Net Neutrality Statistics Dashboard

Net Neutrality

The hard facts.

What is net neutrality?

Under net neutrality, all online content is delivered equally by internet service providers (ISPs). Rules implemented in 2015 mandate that such companies as Comcast and Verizon not “block, throttle or prioritize certain content on the internet.” They cannot slow speeds for high-bandwidth services, such as Netflix and YouTube, nor create “fast lanes” for services willing to pay for them. Proponents say net neutrality preserves a low barrier to entry for innovators—ensuring a level playing field for the next Facebook. Critics argue that it is government overreach, and that the regulations deprive ISPs of their own resources for innovation.

Published proudly in partnership with Open Rights Group.

Unprecedented public comment.

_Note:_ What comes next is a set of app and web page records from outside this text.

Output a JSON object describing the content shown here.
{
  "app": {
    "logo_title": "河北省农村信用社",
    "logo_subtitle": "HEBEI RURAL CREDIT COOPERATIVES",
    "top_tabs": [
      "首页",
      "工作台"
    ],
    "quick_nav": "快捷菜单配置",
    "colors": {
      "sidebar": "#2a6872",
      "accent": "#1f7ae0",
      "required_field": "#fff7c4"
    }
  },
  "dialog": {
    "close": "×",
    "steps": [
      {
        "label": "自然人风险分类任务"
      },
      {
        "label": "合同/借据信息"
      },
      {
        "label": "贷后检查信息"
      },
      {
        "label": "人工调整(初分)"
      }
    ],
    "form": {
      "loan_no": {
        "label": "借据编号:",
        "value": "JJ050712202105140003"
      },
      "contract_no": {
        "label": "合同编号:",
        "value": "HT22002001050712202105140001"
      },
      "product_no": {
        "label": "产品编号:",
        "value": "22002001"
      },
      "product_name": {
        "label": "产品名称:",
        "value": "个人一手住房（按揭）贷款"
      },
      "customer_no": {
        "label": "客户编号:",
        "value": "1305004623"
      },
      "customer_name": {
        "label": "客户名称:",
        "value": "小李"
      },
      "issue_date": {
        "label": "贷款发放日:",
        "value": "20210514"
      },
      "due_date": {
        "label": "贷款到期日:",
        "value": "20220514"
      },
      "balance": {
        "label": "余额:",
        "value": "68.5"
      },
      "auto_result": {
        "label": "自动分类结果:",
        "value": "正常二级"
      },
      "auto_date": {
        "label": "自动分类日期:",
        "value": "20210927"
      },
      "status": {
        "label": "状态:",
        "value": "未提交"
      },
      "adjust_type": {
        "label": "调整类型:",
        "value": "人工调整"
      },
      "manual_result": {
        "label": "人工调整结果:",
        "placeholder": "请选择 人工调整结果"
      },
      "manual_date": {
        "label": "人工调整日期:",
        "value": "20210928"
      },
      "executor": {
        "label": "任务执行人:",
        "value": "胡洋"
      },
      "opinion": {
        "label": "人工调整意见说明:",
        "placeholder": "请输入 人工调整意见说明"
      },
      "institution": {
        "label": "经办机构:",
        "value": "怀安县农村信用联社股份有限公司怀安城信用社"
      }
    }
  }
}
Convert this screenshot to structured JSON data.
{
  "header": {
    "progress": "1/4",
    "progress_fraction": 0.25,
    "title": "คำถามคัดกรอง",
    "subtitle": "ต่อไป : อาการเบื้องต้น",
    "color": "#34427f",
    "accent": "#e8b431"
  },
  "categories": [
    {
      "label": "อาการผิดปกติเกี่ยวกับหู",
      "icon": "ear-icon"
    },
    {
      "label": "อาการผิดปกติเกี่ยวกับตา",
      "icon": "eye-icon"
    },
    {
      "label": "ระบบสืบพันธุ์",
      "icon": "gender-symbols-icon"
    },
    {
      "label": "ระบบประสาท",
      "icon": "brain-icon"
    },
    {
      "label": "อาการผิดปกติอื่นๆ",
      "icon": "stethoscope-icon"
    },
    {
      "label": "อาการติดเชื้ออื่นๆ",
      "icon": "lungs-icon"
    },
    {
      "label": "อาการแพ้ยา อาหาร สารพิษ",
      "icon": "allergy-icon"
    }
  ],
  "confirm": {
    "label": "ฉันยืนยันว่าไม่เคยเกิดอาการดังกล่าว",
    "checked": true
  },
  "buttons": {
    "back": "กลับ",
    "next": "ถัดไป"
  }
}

The current rules took effect after an intense public debate in which the Federal Communications Commission (FCC) received a record number of public comments, driven largely by a John Oliver rant. Now, the newly Republican-controlled FCC is taking steps to roll back those rules—and the flood of comments has revived, supported once again by a John Oliver segment.

Public Comments (Millions) on Net Neutrality
2014 vs. 2017

Since the FCC reopened for public comments on net neutrality this year, the issue has made up an enormous portion of the organization’s total comments.

2017 Public Comments
Net Neutrality vs. Other FCC Issues

The big influencers.

Naturally, net neutrality rules are generally supported by tech companies and opposed by ISPs. On both sides of the fight, the biggest stakeholders bear heavy political influence.

2016 Political Influence
Opponents of Net Neutrality
2016 Political Influence
Supporters of Net Neutrality

The big data users.

One argument against net neutrality is that high-bandwidth services should pay for their disproportionate share.

Top Bandwidth Users
Fixed access, during peak periods.
Top Bandwidth Users
Mobile access, during peak periods.

How do voters feel?

Americans generally support net neutrality.

Voter Sentiment

And that support is mostly bipartisan.

Voter Sentiment